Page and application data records
__________________________________________________
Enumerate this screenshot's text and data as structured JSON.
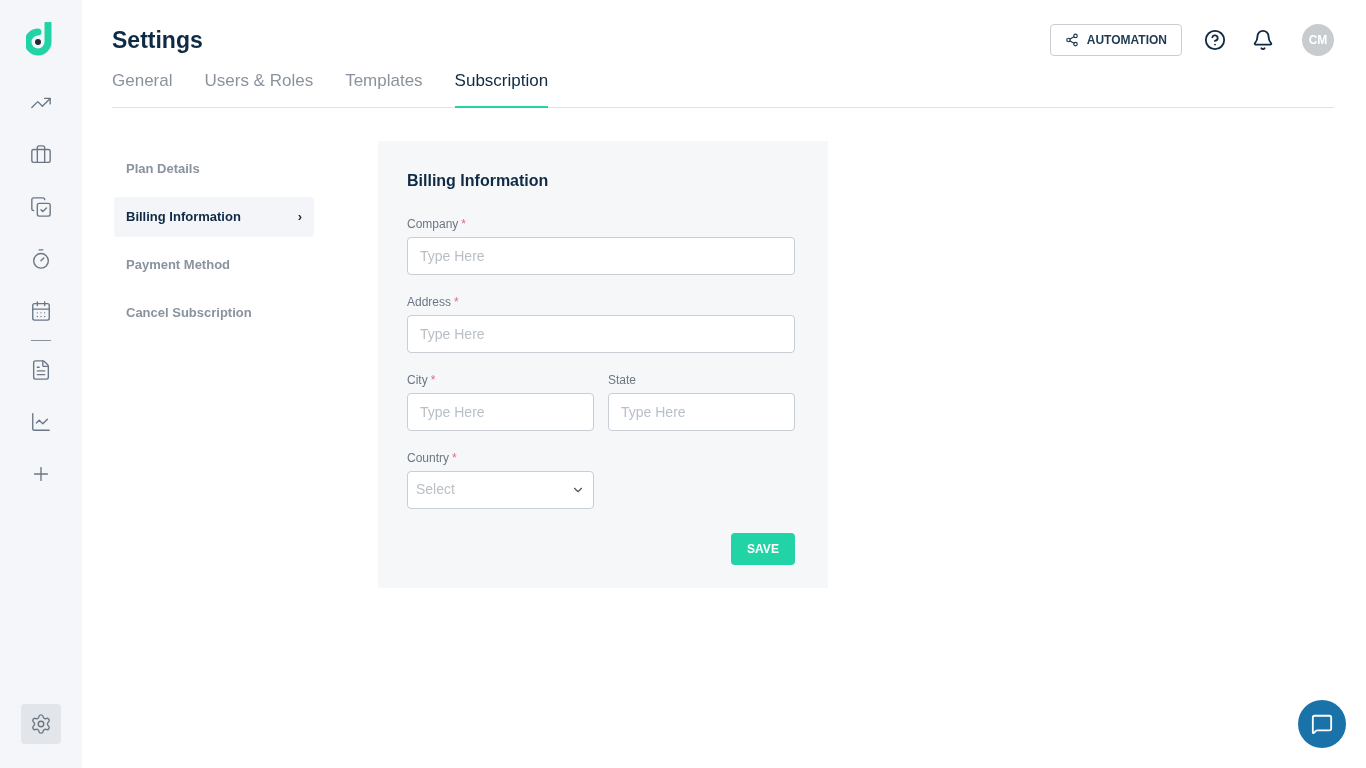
{
  "sidebar": {
    "settings": {
      "selected": true
    }
  },
  "header": {
    "title": "Settings",
    "automation_button": "AUTOMATION",
    "avatar": "CM"
  },
  "tabs": [
    {
      "label": "General",
      "selected": false
    },
    {
      "label": "Users & Roles",
      "selected": false
    },
    {
      "label": "Templates",
      "selected": false
    },
    {
      "label": "Subscription",
      "selected": true
    }
  ],
  "menu": [
    {
      "label": "Plan Details",
      "selected": false
    },
    {
      "label": "Billing Information",
      "selected": true,
      "chevron": "›"
    },
    {
      "label": "Payment Method",
      "selected": false
    },
    {
      "label": "Cancel Subscription",
      "selected": false
    }
  ],
  "form": {
    "title": "Billing Information",
    "rows": [
      [
        {
          "kind": "input",
          "label": "Company",
          "mark": "*",
          "placeholder": "Type Here"
        }
      ],
      [
        {
          "kind": "input",
          "label": "Address",
          "mark": "*",
          "placeholder": "Type Here"
        }
      ],
      [
        {
          "kind": "input",
          "label": "City",
          "mark": "*",
          "placeholder": "Type Here"
        },
        {
          "kind": "input",
          "label": "State",
          "placeholder": "Type Here"
        }
      ],
      [
        {
          "kind": "select",
          "label": "Country",
          "mark": "*",
          "placeholder": "Select"
        }
      ]
    ],
    "save": "SAVE"
  }
}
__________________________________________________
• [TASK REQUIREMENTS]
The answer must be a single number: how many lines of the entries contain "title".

• [EXPECTED ANSWER]
2